The temple of Athena Areia was built, according to Pausanias, out of a share of the spoils of Marathon; but according to Plutarch it was with the 80 talents out of the spoils of Plataea, as mentioned above. The temple was adorned with pictures by Polygnotus and Onatas, and with a statue of the goddess by the Athenian sculptor Pheidias. Of the temple of Demeter Eleusinia we have no details, but it was probably erected in consequence of the battle having been fought near a temple of Demeter Eleusinia at Argiopius. The temple of Zeus Eleutherius seems to have been reduced in the time of Pausanias to an altar and a statue. It was situated outside the city.
Plataea’s walls were restored by Justinian in the 6thcentury CE.
The modern village of Plataies is adjacent to the ancient ruins. Foundation stones for several of its buildings are still extant. More information can be found at https://eternalgreece.com/ancient-plataea/
There are several references to a special relationship between Plataeans and Athenians, though the exact nature of it is disputed by scholars. Thucydides had the Thebans say in a speech: “It was in defense against us, say you, that you became allies and citizens (politai) of Athens.” Diodorus Siculus, in describing a later event, says: “The Plataeans with their wives and children, having fled to Athens, received equality of civic rights (isopoliteia) as a mark of favour from the Athenian people”. Aristophanes, in his Frogs (693-4) has the Chorus opine, “For it is disgraceful for men who have fought one battle by sea to become Plataeans straightway and masters instead of slaves”. A scholiast to this passage appended this: “Hellanicus says that the slaves who joined in the sea battle were given their freedom and were enrolled as joint-citizens (sympoliteysasthai) with the Athenians on the same terms as the Plataeans”.

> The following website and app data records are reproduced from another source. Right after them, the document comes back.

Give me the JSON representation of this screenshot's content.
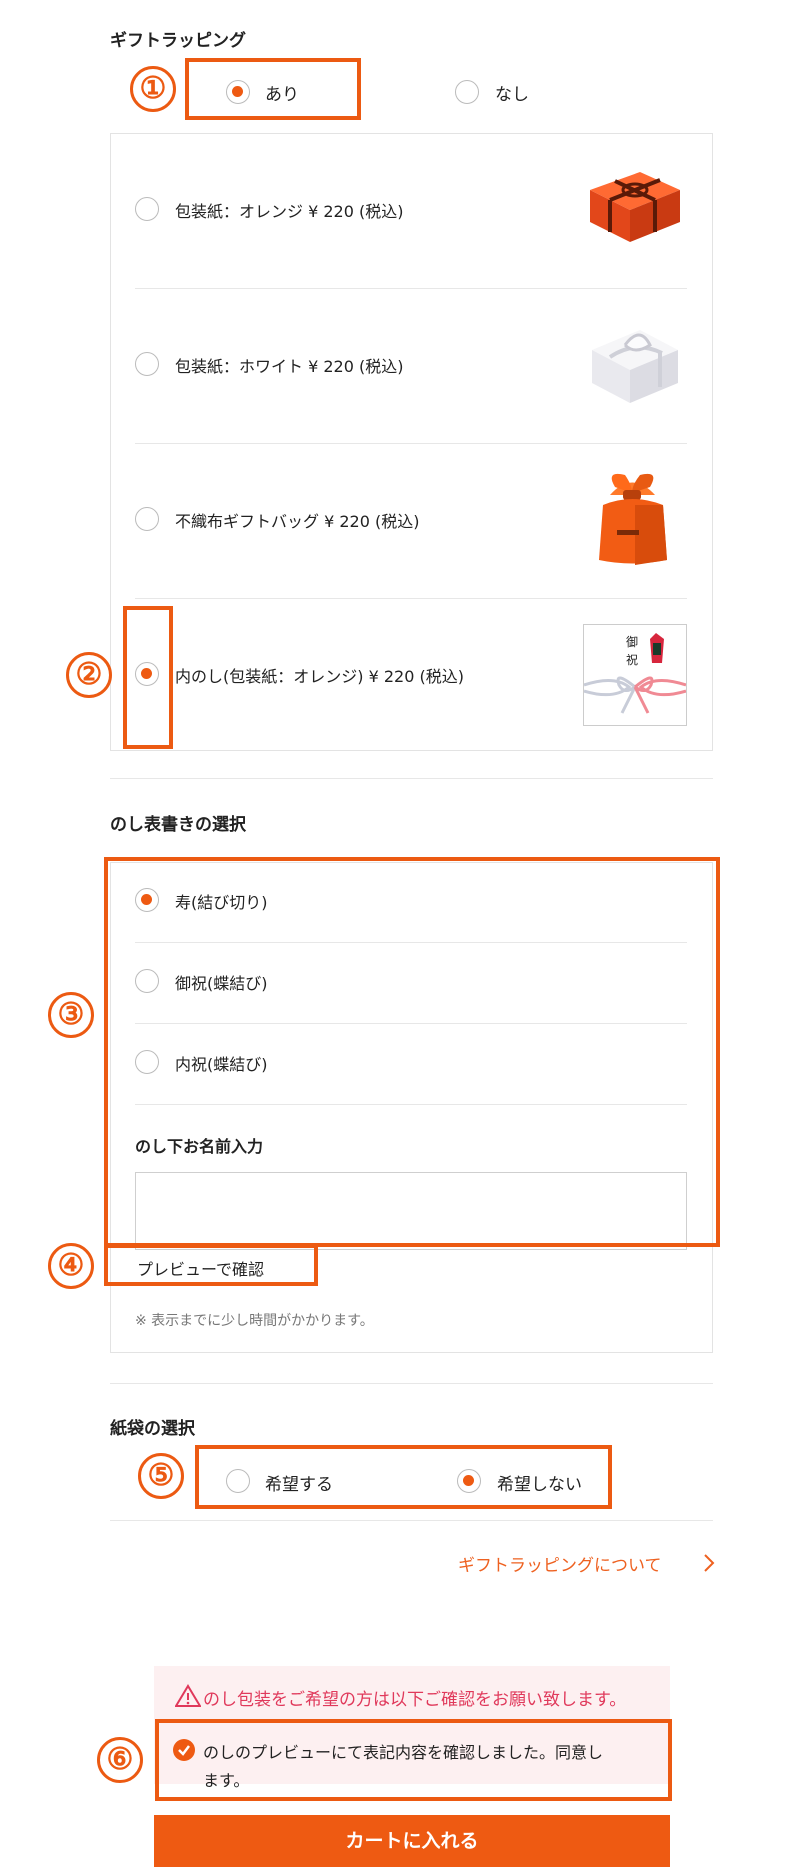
{
  "gift_wrapping": {
    "title": "ギフトラッピング",
    "options": [
      "あり",
      "なし"
    ],
    "selected": "あり",
    "styles": [
      {
        "label": "包装紙：オレンジ ¥ 220 (税込)",
        "image": "orange-gift-box-image",
        "selected": false
      },
      {
        "label": "包装紙：ホワイト ¥ 220 (税込)",
        "image": "white-gift-box-image",
        "selected": false
      },
      {
        "label": "不織布ギフトバッグ ¥ 220 (税込)",
        "image": "orange-gift-bag-image",
        "selected": false
      },
      {
        "label": "内のし(包装紙：オレンジ) ¥ 220 (税込)",
        "image": "noshi-paper-image",
        "selected": true
      }
    ]
  },
  "noshi": {
    "title": "のし表書きの選択",
    "options": [
      "寿(結び切り)",
      "御祝(蝶結び)",
      "内祝(蝶結び)"
    ],
    "selected": "寿(結び切り)",
    "name_label": "のし下お名前入力",
    "name_value": "",
    "preview_link": "プレビューで確認",
    "note": "※ 表示までに少し時間がかかります。",
    "image_text": [
      "御",
      "祝"
    ]
  },
  "paper_bag": {
    "title": "紙袋の選択",
    "options": [
      "希望する",
      "希望しない"
    ],
    "selected": "希望しない"
  },
  "about_link": "ギフトラッピングについて",
  "warning": {
    "text": "のし包装をご希望の方は以下ご確認をお願い致します。",
    "icon": "warning-triangle-icon"
  },
  "agreement": {
    "text_line1": "のしのプレビューにて表記内容を確認しました。同意し",
    "text_line2": "ます。",
    "checked": true
  },
  "cart_button": "カートに入れる",
  "annotations": [
    "①",
    "②",
    "③",
    "④",
    "⑤",
    "⑥"
  ],
  "colors": {
    "accent": "#ee5a12",
    "annotation": "#ec5a12",
    "warning": "#e0395b",
    "warning_bg": "#fdf0f1"
  }
}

Perhaps the fullest explanation of their status came from Demosthenes in Against Neaera. During this oration, he had the clerk read out a previously enacted degree regarding the Plataeans that had been passed during their exile in 429:
On motion of Hippocrates it is decreed that the Plataeans shall be Athenians from this day, and shall have full rights as citizens, and that they shall share in all the privileges in which the Athenians share, both civil and religious, save any priesthood or religious office which belongs to a particular family, and that they shall not be eligible to the office of the nine archons but their descendants shall be. And the Plataeans shall be distributed among the demes and the tribes; and after they have been so distributed, it shall no longer be lawful for any Plataean to become an Athenian, unless he wins the gift from the people of Athens.
If this is a true representation of the decree (and its wording has been challenged in modern times), it would seem that the status did not apply to all Plataeans forever, but only to those individuals who were specifically honored and their children. Based on the several references to separate grants of citizenship, it is probable that these honors were bestowed multiple times over the years to succeeding generations of Plataean exiles.
Coordinates: 38°13′12″N 23°16′26″E / 38.219992°N 23.273853°E